The Arizona Supreme Court today rejected every aspect of convicted Minuteman murderer Shawna Forde’s appeal, notably including her attempts to escape the death penalty. In a sweeping ruling issued this morning, the court found no reason to derail the nativist leader’s death sentence. Instead, the court affirmed her convictions and sentences, while ordering that her robbery sentences run concurrently rather than consecutively — a meaningless adjustment for someone on Death Row.
Forde, now 46 years old, was convicted by a Tucson jury in 2011 of first-degree murder in the home-invasion shooting deaths of Raul “Junior” Flores and his 9-year-old daughter, Brisenia, at their residence in rural Arivaca, Ariz. The case focused national attention on the racism and violence that were at the core of the Minuteman anti-immigration movement, whose members were once memorably described by President George W. Bush as “vigilantes.” The horror of the case — Brisenia was a beautiful little girl who was shot in the face as she cowered terrified on a couch with her puppy — helped to bring about the eventual collapse of Minuteman movement.
Despite evidence put on about such mitigating factors as Forde’s abusive childhood and her supposed mental incapacities, the jurors in her case nonetheless unanimously voted for a death sentence.
The murders were part of a grand scheme concocted and led by Forde, a native of Washington state, to construct a large militia training compound on the Arizona border for her border-watch organization, an offshoot of the larger Minuteman vigilante movement. Forde intended to fund the enterprise by ripping off drug-cartel marijuana smugglers at their drug houses.
Flores was indeed a small-time independent smuggler, but Forde and her gang of killers — including gunman Jason Bush, now also on Death Row, and a local enabler named Albert Gaxiola, behind bars for life — invaded his home, not his safe house, and wound up both empty- and bloody-handed. The lone survivor – Gina Gonzalez, Flores’ wife and Brisenia’s mother, who lived by pretending to be dead after Bush shot her – eventually drove the three from her home in a hail of gunfire. Behind them they left a bloody DNA trail that took authorities straight to Bush and Forde.
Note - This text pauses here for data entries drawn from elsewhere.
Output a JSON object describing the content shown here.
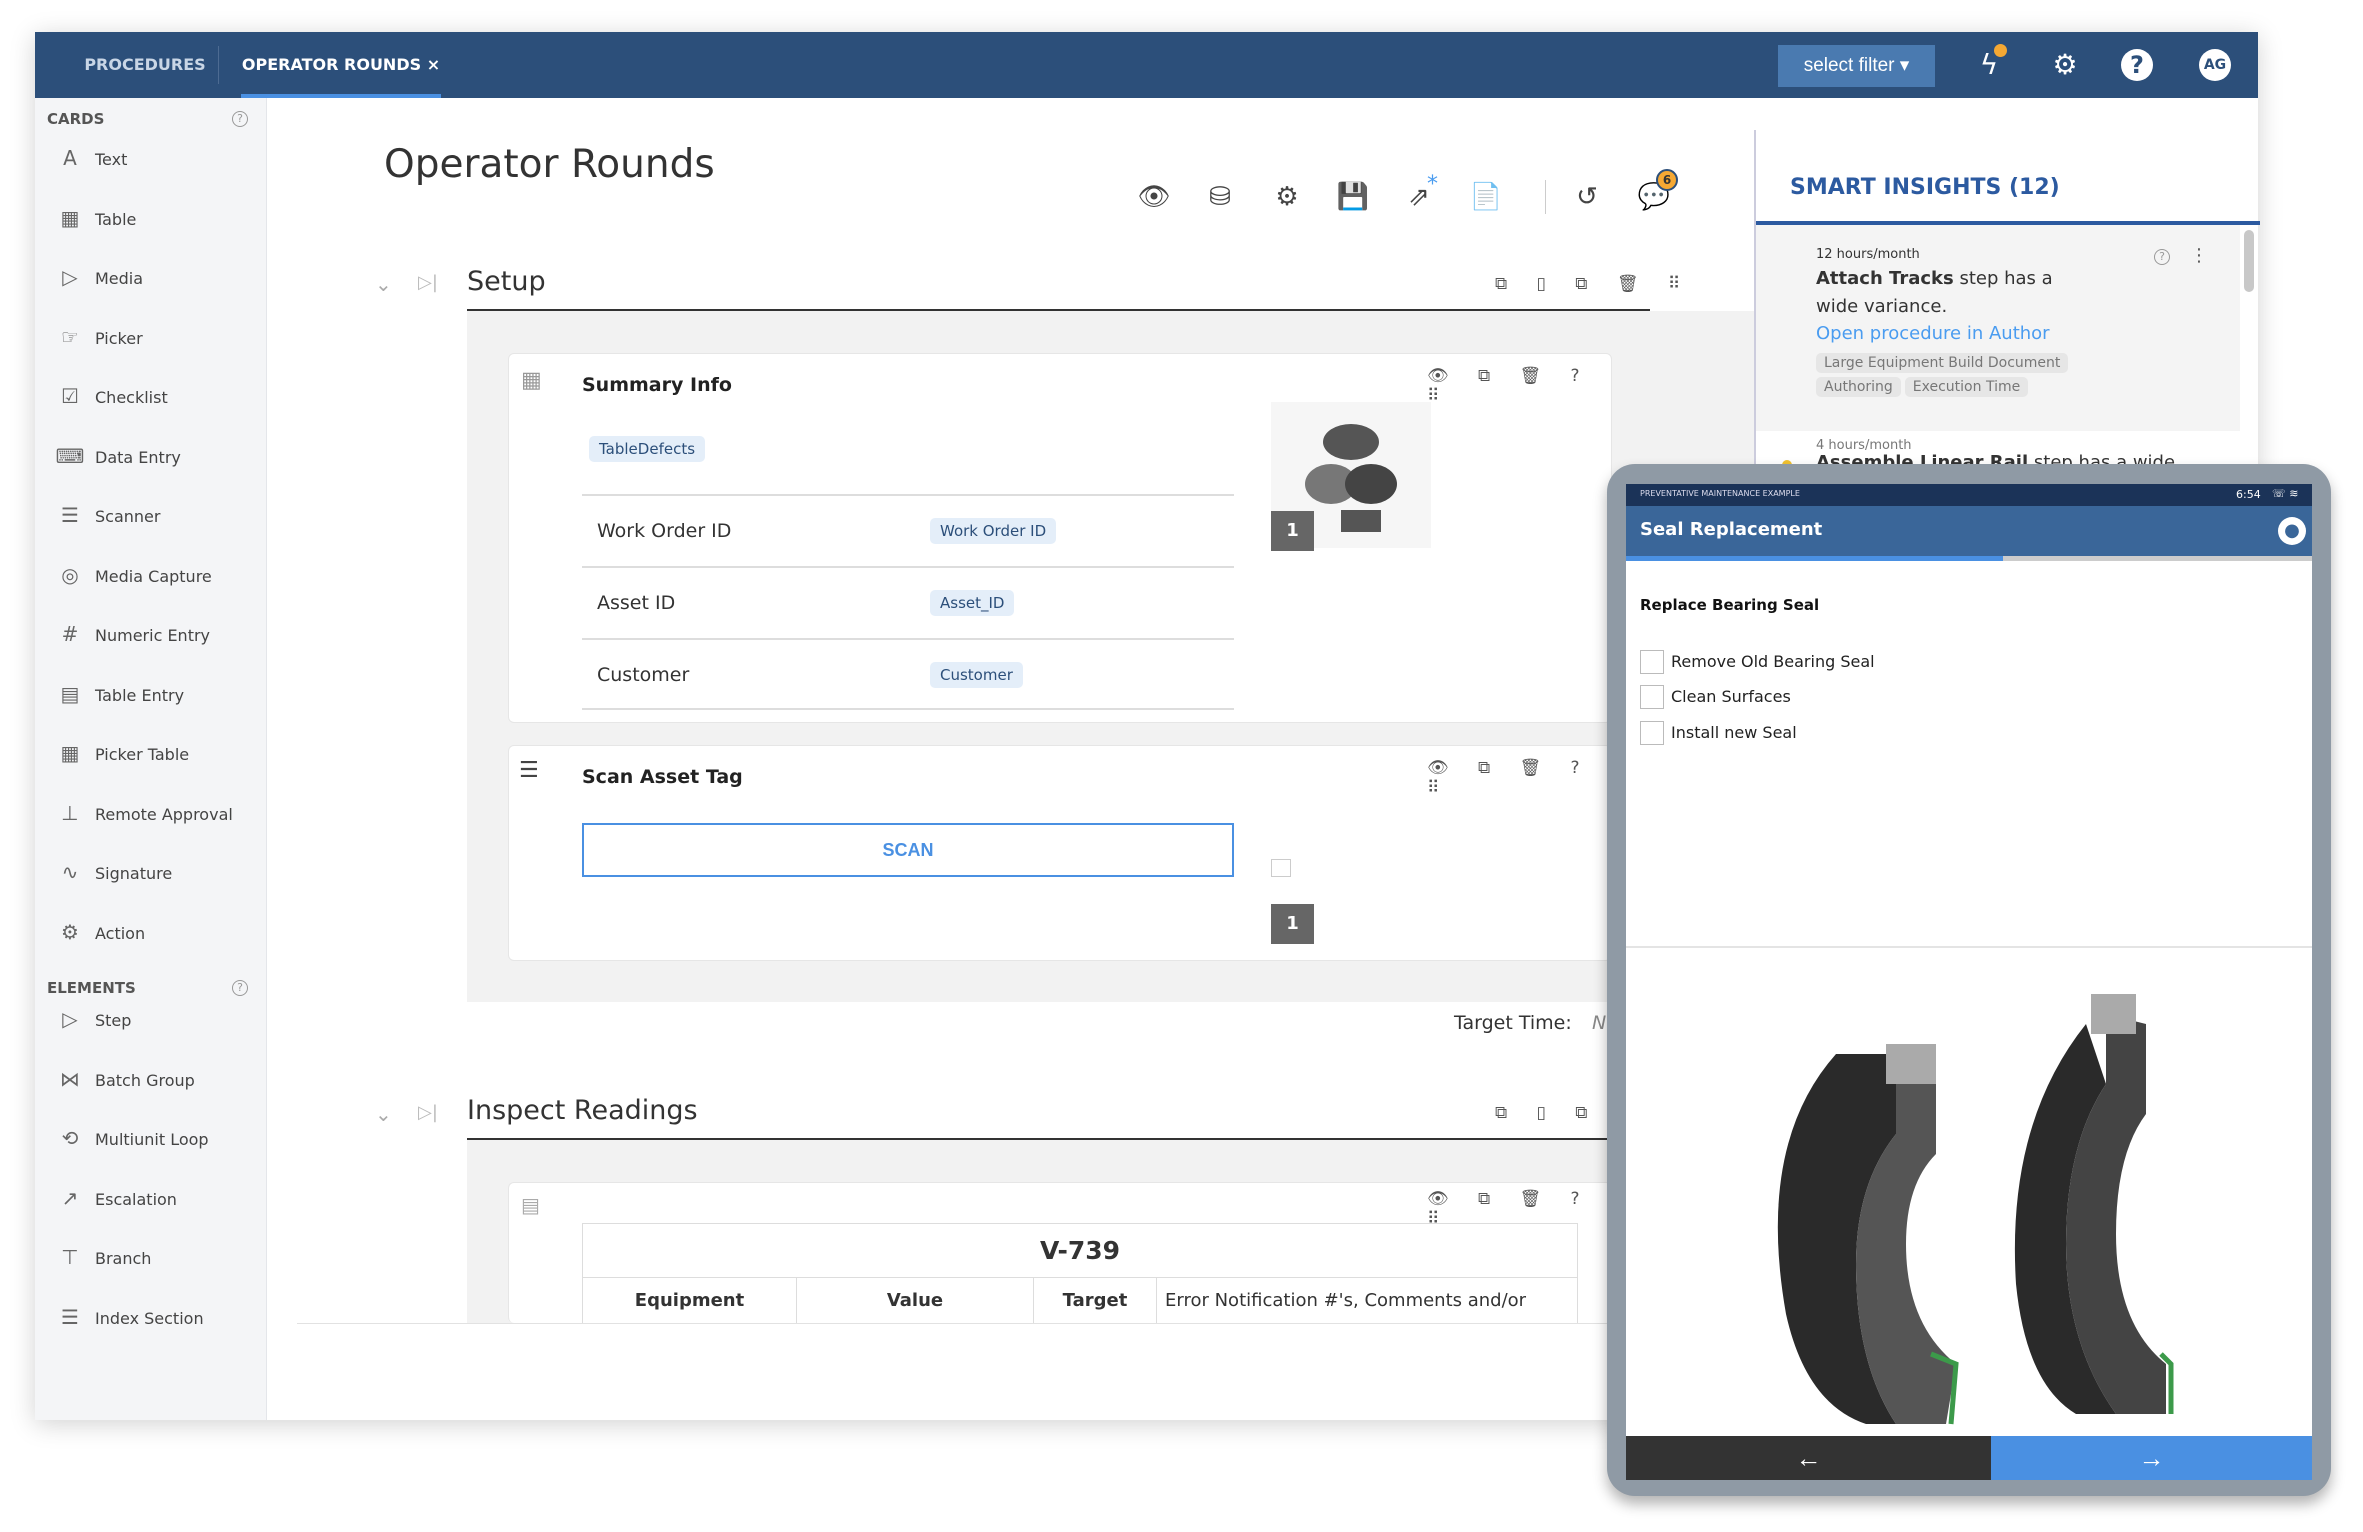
{
  "topbar": {
    "tabs": [
      {
        "label": "PROCEDURES"
      },
      {
        "label": "OPERATOR ROUNDS ×"
      }
    ],
    "filter": "select filter ▾",
    "avatar": "AG",
    "accent": "#2c4f7a",
    "notif_dot": "#f5a833"
  },
  "sidebar": {
    "cards_label": "CARDS",
    "cards": [
      {
        "label": "Text",
        "icon": "text-icon",
        "glyph": "A"
      },
      {
        "label": "Table",
        "icon": "table-icon",
        "glyph": "▦"
      },
      {
        "label": "Media",
        "icon": "play-icon",
        "glyph": "▷"
      },
      {
        "label": "Picker",
        "icon": "picker-icon",
        "glyph": "☞"
      },
      {
        "label": "Checklist",
        "icon": "checkbox-icon",
        "glyph": "☑"
      },
      {
        "label": "Data Entry",
        "icon": "data-entry-icon",
        "glyph": "⌨"
      },
      {
        "label": "Scanner",
        "icon": "scanner-icon",
        "glyph": "☰"
      },
      {
        "label": "Media Capture",
        "icon": "camera-icon",
        "glyph": "◎"
      },
      {
        "label": "Numeric Entry",
        "icon": "numeric-icon",
        "glyph": "#"
      },
      {
        "label": "Table Entry",
        "icon": "table-entry-icon",
        "glyph": "▤"
      },
      {
        "label": "Picker Table",
        "icon": "picker-table-icon",
        "glyph": "▦"
      },
      {
        "label": "Remote Approval",
        "icon": "stamp-icon",
        "glyph": "⊥"
      },
      {
        "label": "Signature",
        "icon": "signature-icon",
        "glyph": "∿"
      },
      {
        "label": "Action",
        "icon": "action-icon",
        "glyph": "⚙"
      }
    ],
    "elements_label": "ELEMENTS",
    "elements": [
      {
        "label": "Step",
        "icon": "step-icon",
        "glyph": "▷"
      },
      {
        "label": "Batch Group",
        "icon": "batch-icon",
        "glyph": "⋈"
      },
      {
        "label": "Multiunit Loop",
        "icon": "loop-icon",
        "glyph": "⟲"
      },
      {
        "label": "Escalation",
        "icon": "escalation-icon",
        "glyph": "↗"
      },
      {
        "label": "Branch",
        "icon": "branch-icon",
        "glyph": "⊤"
      },
      {
        "label": "Index Section",
        "icon": "list-icon",
        "glyph": "☰"
      }
    ]
  },
  "main": {
    "title": "Operator Rounds",
    "comment_count": "6",
    "setup": {
      "title": "Setup",
      "summary": {
        "title": "Summary Info",
        "chip": "TableDefects",
        "rows": [
          {
            "label": "Work Order ID",
            "value": "Work Order ID"
          },
          {
            "label": "Asset ID",
            "value": "Asset_ID"
          },
          {
            "label": "Customer",
            "value": "Customer"
          }
        ],
        "badge": "1"
      },
      "scan": {
        "title": "Scan Asset Tag",
        "button": "SCAN",
        "badge": "1"
      },
      "target_label": "Target Time:",
      "target_value": "N"
    },
    "inspect": {
      "title": "Inspect Readings",
      "table_title": "V-739",
      "columns": [
        "Equipment",
        "Value",
        "Target",
        "Error Notification #'s, Comments and/or"
      ]
    }
  },
  "insights": {
    "title": "SMART INSIGHTS (12)",
    "items": [
      {
        "meta": "12 hours/month",
        "bold": "Attach Tracks",
        "text": " step has a wide variance.",
        "link": "Open procedure in Author",
        "tags": [
          "Large Equipment Build Document",
          "Authoring",
          "Execution Time"
        ]
      },
      {
        "meta": "4 hours/month",
        "bold": "Assemble Linear Rail",
        "text": " step has a wide"
      }
    ]
  },
  "tablet": {
    "status_title": "PREVENTATIVE MAINTENANCE EXAMPLE",
    "time": "6:54",
    "header": "Seal Replacement",
    "progress": 0.55,
    "step_title": "Replace Bearing Seal",
    "checklist": [
      {
        "label": "Remove Old Bearing Seal",
        "checked": false
      },
      {
        "label": "Clean Surfaces",
        "checked": false
      },
      {
        "label": "Install new Seal",
        "checked": false
      }
    ],
    "prev": "←",
    "next": "→"
  }
}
After the arrests of Forde, Bush and Gaxiola, Forde’s former associates in the Minuteman movement fled from their onetime protégé. National leaders of the Minuteman movement — particularly its co-founders, Chris Simcox of the Minuteman Civil Defense Corps (MCDC) and Jim Gilchrist, leader of the Minuteman Project — hastily tried to put distance between themselves and Forde and her Minuteman American Defense (MAD) group.
Simcox claimed that his organization had kicked out Forde back in 2007, when she was accused of lying and pretending to be a senior leader in the Washington state chapter of MCDC. “We knew that Shawna Forde was not just an unsavory character but pretty unbalanced, as well,” he said. Not only that, he claimed that this proved his organization had done a good job of weeding out extremists from its ranks.
Simcox’s MCDC spokesperson, Carmen Mercer, even decried the media coverage of the Forde case in a press statement. “The media continues to flame the fires of ethnic friction and faux racism through their ridiculous reporting that this is a Minuteman crime — the media is irrational and reckless in perpetrating this despicable propaganda,” she declared. “The Arivaca home invasion had nothing to do with the Minutemen, nothing to do with race or illegal immigration, it had to do with psychopathic criminals preying on other criminals.”
Similarly, Jim Gilchrist rapidly took down material from his Minuteman Project website that supported Forde’s MAD group and announced his “condolences to the victims” while claiming that Forde and her associates were “rogues” and that his relationship with her was never “extensive.” “They happened to use the Minuteman movement as a guise, as a mask,” he said.
However, my investigation of these claims and characterizations makes clear that they are patently false. Not only did both Simcox and Gilchrist have extensive dealings with Forde over the years, but both repeatedly courted her and her organization. Simcox didn’t chase Forde out of the MCDC; he begged Forde not to leave his fold. In the case of Gilchrist, one witness to a conversation between him and Forde says that the two discussed her plan to finance the movement by ripping off drug dealers in 2008 – and that Gilchrist seemed enthusiastic about it.
One of the components of Forde’s appeal was her claim that publicity about the case in the local press – which was in reality fairly subdued – prejudiced her jury pool and entitled her to a new trial. But the court found otherwise.
“The publicity surrounding this case was not so pervasive and prejudicial that the court should have presumed prejudice,” the justices wrote. “Most of the publicity occurred in the immediate aftermath of the crimes — approximately eighteen months before trial. Moreover, most news accounts were essentially factual. We have held that the trial court properly refused to presume prejudice under similar circumstances.”
They may now be few and far between, but Forde still has defenders who claim that she was railroaded in a government plot intended to smear the Minuteman movement. One of her old border-watching allies, a former Simcox sidekick who calls herself “Laine Lawless” (real name: Roberta Dill), runs a Justice For Shawna Forde that describes the double murderer as a “political agenda prisoner.”